What you are asked to do
Give every line of the material again, exactly as written.

──────────────────────────────

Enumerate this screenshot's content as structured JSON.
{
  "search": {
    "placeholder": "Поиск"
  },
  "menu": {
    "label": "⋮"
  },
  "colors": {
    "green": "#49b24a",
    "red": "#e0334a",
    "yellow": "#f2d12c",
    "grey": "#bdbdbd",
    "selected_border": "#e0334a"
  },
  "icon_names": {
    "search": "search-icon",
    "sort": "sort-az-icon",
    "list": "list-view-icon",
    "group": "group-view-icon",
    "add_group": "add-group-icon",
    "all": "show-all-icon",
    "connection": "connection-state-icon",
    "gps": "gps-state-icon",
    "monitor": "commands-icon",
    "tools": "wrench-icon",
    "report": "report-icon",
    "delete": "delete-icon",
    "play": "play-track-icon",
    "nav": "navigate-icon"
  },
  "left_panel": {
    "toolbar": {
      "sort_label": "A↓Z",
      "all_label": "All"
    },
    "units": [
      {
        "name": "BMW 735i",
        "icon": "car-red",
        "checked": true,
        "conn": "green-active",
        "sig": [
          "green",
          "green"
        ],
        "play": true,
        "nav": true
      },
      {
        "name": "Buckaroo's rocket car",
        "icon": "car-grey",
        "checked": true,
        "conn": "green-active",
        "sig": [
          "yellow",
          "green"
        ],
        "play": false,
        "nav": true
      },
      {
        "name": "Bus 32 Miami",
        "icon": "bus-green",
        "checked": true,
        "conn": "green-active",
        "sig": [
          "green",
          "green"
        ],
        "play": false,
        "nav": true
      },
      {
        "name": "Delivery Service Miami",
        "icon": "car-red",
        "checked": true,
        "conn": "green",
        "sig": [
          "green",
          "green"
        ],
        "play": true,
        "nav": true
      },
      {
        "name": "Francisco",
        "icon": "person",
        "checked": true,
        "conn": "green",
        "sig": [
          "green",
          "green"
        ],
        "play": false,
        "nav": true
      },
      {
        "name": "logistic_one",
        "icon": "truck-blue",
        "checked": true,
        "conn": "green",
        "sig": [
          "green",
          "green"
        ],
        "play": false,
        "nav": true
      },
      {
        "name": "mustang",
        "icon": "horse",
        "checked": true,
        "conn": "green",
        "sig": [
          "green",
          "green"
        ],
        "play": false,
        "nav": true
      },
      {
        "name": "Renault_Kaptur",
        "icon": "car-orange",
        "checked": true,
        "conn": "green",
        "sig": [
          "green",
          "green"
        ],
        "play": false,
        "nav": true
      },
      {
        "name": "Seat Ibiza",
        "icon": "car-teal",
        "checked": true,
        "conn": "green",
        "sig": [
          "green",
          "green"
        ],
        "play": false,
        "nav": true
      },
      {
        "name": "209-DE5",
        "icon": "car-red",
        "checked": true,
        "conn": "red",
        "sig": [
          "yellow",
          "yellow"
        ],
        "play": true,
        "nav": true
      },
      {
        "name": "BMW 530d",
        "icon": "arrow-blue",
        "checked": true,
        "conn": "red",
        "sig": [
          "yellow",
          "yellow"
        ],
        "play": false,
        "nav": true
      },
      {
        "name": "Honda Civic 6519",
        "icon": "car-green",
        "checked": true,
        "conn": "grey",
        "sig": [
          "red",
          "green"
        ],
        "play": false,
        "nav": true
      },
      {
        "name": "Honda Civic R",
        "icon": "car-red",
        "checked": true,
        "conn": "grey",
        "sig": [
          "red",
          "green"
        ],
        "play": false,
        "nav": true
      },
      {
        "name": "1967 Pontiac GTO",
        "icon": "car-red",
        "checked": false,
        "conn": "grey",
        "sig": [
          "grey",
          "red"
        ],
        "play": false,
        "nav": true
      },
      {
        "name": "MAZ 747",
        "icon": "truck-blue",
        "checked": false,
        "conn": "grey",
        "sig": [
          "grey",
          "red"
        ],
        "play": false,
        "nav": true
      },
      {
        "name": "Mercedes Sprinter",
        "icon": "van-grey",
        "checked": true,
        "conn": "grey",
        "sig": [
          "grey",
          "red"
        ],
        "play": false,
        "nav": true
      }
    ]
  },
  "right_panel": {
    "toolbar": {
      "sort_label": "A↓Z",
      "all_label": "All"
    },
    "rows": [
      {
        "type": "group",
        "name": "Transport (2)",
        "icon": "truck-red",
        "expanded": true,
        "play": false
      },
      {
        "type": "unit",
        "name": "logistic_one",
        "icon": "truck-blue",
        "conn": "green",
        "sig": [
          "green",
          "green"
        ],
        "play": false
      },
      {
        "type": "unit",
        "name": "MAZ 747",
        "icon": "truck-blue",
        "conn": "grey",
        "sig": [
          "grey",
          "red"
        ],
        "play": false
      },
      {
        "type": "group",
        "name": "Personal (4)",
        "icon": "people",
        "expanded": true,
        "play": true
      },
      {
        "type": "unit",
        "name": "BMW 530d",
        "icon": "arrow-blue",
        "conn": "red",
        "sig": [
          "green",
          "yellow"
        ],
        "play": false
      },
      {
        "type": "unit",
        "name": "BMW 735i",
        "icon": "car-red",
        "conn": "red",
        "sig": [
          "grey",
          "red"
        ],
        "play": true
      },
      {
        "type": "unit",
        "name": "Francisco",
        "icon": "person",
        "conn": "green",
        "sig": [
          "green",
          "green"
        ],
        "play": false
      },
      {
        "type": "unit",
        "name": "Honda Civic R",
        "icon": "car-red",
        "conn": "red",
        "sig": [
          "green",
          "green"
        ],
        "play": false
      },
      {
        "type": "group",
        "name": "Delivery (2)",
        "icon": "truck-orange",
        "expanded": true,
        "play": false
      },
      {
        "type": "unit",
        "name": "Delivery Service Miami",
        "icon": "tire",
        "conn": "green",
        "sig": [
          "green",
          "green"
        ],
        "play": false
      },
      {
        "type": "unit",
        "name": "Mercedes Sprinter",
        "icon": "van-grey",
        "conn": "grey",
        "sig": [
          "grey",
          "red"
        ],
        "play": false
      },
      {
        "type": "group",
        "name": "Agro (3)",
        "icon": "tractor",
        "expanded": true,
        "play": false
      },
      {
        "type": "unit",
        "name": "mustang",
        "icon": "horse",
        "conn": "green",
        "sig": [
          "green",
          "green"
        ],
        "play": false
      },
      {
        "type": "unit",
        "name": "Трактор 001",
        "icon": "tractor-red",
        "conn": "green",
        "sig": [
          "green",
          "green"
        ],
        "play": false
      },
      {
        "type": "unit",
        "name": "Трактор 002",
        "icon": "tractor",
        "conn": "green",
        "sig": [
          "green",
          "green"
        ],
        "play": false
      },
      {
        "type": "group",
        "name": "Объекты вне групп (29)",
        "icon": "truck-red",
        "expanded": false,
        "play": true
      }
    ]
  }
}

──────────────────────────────

Result for this exercise
Enumerate this screenshot's content as structured JSON.
{
  "search": {
    "placeholder": "Поиск"
  },
  "menu": {
    "label": "⋮"
  },
  "colors": {
    "green": "#49b24a",
    "red": "#e0334a",
    "yellow": "#f2d12c",
    "grey": "#bdbdbd",
    "selected_border": "#e0334a"
  },
  "icon_names": {
    "search": "search-icon",
    "sort": "sort-az-icon",
    "list": "list-view-icon",
    "group": "group-view-icon",
    "add_group": "add-group-icon",
    "all": "show-all-icon",
    "connection": "connection-state-icon",
    "gps": "gps-state-icon",
    "monitor": "commands-icon",
    "tools": "wrench-icon",
    "report": "report-icon",
    "delete": "delete-icon",
    "play": "play-track-icon",
    "nav": "navigate-icon"
  },
  "left_panel": {
    "toolbar": {
      "sort_label": "A↓Z",
      "all_label": "All"
    },
    "units": [
      {
        "name": "BMW 735i",
        "icon": "car-red",
        "checked": true,
        "conn": "green-active",
        "sig": [
          "green",
          "green"
        ],
        "play": true,
        "nav": true
      },
      {
        "name": "Buckaroo's rocket car",
        "icon": "car-grey",
        "checked": true,
        "conn": "green-active",
        "sig": [
          "yellow",
          "green"
        ],
        "play": false,
        "nav": true
      },
      {
        "name": "Bus 32 Miami",
        "icon": "bus-green",
        "checked": true,
        "conn": "green-active",
        "sig": [
          "green",
          "green"
        ],
        "play": false,
        "nav": true
      },
      {
        "name": "Delivery Service Miami",
        "icon": "car-red",
        "checked": true,
        "conn": "green",
        "sig": [
          "green",
          "green"
        ],
        "play": true,
        "nav": true
      },
      {
        "name": "Francisco",
        "icon": "person",
        "checked": true,
        "conn": "green",
        "sig": [
          "green",
          "green"
        ],
        "play": false,
        "nav": true
      },
      {
        "name": "logistic_one",
        "icon": "truck-blue",
        "checked": true,
        "conn": "green",
        "sig": [
          "green",
          "green"
        ],
        "play": false,
        "nav": true
      },
      {
        "name": "mustang",
        "icon": "horse",
        "checked": true,
        "conn": "green",
        "sig": [
          "green",
          "green"
        ],
        "play": false,
        "nav": true
      },
      {
        "name": "Renault_Kaptur",
        "icon": "car-orange",
        "checked": true,
        "conn": "green",
        "sig": [
          "green",
          "green"
        ],
        "play": false,
        "nav": true
      },
      {
        "name": "Seat Ibiza",
        "icon": "car-teal",
        "checked": true,
        "conn": "green",
        "sig": [
          "green",
          "green"
        ],
        "play": false,
        "nav": true
      },
      {
        "name": "209-DE5",
        "icon": "car-red",
        "checked": true,
        "conn": "red",
        "sig": [
          "yellow",
          "yellow"
        ],
        "play": true,
        "nav": true
      },
      {
        "name": "BMW 530d",
        "icon": "arrow-blue",
        "checked": true,
        "conn": "red",
        "sig": [
          "yellow",
          "yellow"
        ],
        "play": false,
        "nav": true
      },
      {
        "name": "Honda Civic 6519",
        "icon": "car-green",
        "checked": true,
        "conn": "grey",
        "sig": [
          "red",
          "green"
        ],
        "play": false,
        "nav": true
      },
      {
        "name": "Honda Civic R",
        "icon": "car-red",
        "checked": true,
        "conn": "grey",
        "sig": [
          "red",
          "green"
        ],
        "play": false,
        "nav": true
      },
      {
        "name": "1967 Pontiac GTO",
        "icon": "car-red",
        "checked": false,
        "conn": "grey",
        "sig": [
          "grey",
          "red"
        ],
        "play": false,
        "nav": true
      },
      {
        "name": "MAZ 747",
        "icon": "truck-blue",
        "checked": false,
        "conn": "grey",
        "sig": [
          "grey",
          "red"
        ],
        "play": false,
        "nav": true
      },
      {
        "name": "Mercedes Sprinter",
        "icon": "van-grey",
        "checked": true,
        "conn": "grey",
        "sig": [
          "grey",
          "red"
        ],
        "play": false,
        "nav": true
      }
    ]
  },
  "right_panel": {
    "toolbar": {
      "sort_label": "A↓Z",
      "all_label": "All"
    },
    "rows": [
      {
        "type": "group",
        "name": "Transport (2)",
        "icon": "truck-red",
        "expanded": true,
        "play": false
      },
      {
        "type": "unit",
        "name": "logistic_one",
        "icon": "truck-blue",
        "conn": "green",
        "sig": [
          "green",
          "green"
        ],
        "play": false
      },
      {
        "type": "unit",
        "name": "MAZ 747",
        "icon": "truck-blue",
        "conn": "grey",
        "sig": [
          "grey",
          "red"
        ],
        "play": false
      },
      {
        "type": "group",
        "name": "Personal (4)",
        "icon": "people",
        "expanded": true,
        "play": true
      },
      {
        "type": "unit",
        "name": "BMW 530d",
        "icon": "arrow-blue",
        "conn": "red",
        "sig": [
          "green",
          "yellow"
        ],
        "play": false
      },
      {
        "type": "unit",
        "name": "BMW 735i",
        "icon": "car-red",
        "conn": "red",
        "sig": [
          "grey",
          "red"
        ],
        "play": true
      },
      {
        "type": "unit",
        "name": "Francisco",
        "icon": "person",
        "conn": "green",
        "sig": [
          "green",
          "green"
        ],
        "play": false
      },
      {
        "type": "unit",
        "name": "Honda Civic R",
        "icon": "car-red",
        "conn": "red",
        "sig": [
          "green",
          "green"
        ],
        "play": false
      },
      {
        "type": "group",
        "name": "Delivery (2)",
        "icon": "truck-orange",
        "expanded": true,
        "play": false
      },
      {
        "type": "unit",
        "name": "Delivery Service Miami",
        "icon": "tire",
        "conn": "green",
        "sig": [
          "green",
          "green"
        ],
        "play": false
      },
      {
        "type": "unit",
        "name": "Mercedes Sprinter",
        "icon": "van-grey",
        "conn": "grey",
        "sig": [
          "grey",
          "red"
        ],
        "play": false
      },
      {
        "type": "group",
        "name": "Agro (3)",
        "icon": "tractor",
        "expanded": true,
        "play": false
      },
      {
        "type": "unit",
        "name": "mustang",
        "icon": "horse",
        "conn": "green",
        "sig": [
          "green",
          "green"
        ],
        "play": false
      },
      {
        "type": "unit",
        "name": "Трактор 001",
        "icon": "tractor-red",
        "conn": "green",
        "sig": [
          "green",
          "green"
        ],
        "play": false
      },
      {
        "type": "unit",
        "name": "Трактор 002",
        "icon": "tractor",
        "conn": "green",
        "sig": [
          "green",
          "green"
        ],
        "play": false
      },
      {
        "type": "group",
        "name": "Объекты вне групп (29)",
        "icon": "truck-red",
        "expanded": false,
        "play": true
      }
    ]
  }
}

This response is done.